Microsoft to enable multiple mouses on a PC RRS feed

  • General discussion

  • Joyojeet Pal, a PhD student from Berkeley Institute, US, visited a school run by Azim Premji Foundation in 2005. He found several students sharing one PC. One aggressive kid was handling the mouse, while the rest were mere spectators.

    When Joyojeet began his summer internship at Microsoft Research in Bangalore, he met assistant researcher Udai Singh Pawar and assistant MD of Microsoft Research India, Kentaro Toyama, who listened to his experiences at the Azim Premji Foundation.
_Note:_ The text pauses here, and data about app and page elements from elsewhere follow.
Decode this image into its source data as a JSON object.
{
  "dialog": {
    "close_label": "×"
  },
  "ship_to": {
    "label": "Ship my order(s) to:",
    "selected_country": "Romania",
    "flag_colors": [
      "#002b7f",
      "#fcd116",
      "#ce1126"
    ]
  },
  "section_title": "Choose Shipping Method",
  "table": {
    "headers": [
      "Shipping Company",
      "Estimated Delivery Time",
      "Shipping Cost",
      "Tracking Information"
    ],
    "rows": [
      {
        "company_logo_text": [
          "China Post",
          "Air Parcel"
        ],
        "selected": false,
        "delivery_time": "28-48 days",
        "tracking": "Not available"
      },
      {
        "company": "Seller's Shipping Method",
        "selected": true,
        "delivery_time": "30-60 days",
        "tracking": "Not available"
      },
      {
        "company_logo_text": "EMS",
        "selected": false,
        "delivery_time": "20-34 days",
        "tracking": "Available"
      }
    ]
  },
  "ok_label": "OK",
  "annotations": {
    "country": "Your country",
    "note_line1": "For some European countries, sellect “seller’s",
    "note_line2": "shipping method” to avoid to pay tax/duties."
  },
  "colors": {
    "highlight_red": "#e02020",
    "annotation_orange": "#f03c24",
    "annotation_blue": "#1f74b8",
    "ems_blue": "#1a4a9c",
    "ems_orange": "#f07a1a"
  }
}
    The duo from Microsoft sensed a big opportunity in it for the software giant. In order to improve the learning ability of these children, they thought they could develop a system wherein each student would have a mouse, and all could operate simultaneously on a single PC.

    Thus was born the concept of MultiPoint (formerly known as MultiMouse) where any device can be connected multiple times to a PC. Microsoft is now acting swiftly to convert this into a full-fledged software. The company is now planning to make an alpha version of the MultiPoint Software Development Kit (SDK) available for download in January 2007.

    According to Sherri Bealkowski, GM for Microsoft's emerging markets group at Redmond, US, the company is even committed to delivering monthly updates of the release till manufacturing starts — expected in May 2007. This unique idea to increase the student-to-PC ratio developed by Microsoft Research India is now undergoing a technology transfer to the company's market expansion group in Redmond, where it will be further developed and made available for the world's classrooms.

    "Normally, it is the oldest or the brightest child that takes charge of the mouse. Since there is no direct contact with the PC, the others automatically tend to lose interest. So we decided to give them all a mouse each. This made a huge difference to their receptiveness," said Toyama.

    In 18 rural primary schools studied by researchers, the student-to-PC ratio was as high as 10:1. This is typical for most rural schools in India. Often, one PC is used for the entire class. With MultiPoint, the situation changes dramatically.

    Technically, one can add 120 mice to a single PC. But 15 is seen to be a more feasible option. Built on the C programming language, Microsoft is already going about the task of developing some interactive content around this application. This effort will soon receive a major impetus through the Imagine Cup, Microsoft's annual event that encourages students to come up with innovative and business-driven experiments using Microsoft tools. Education will be the theme for the event next year in Korea.
    Thursday, March 22, 2007 4:22 AM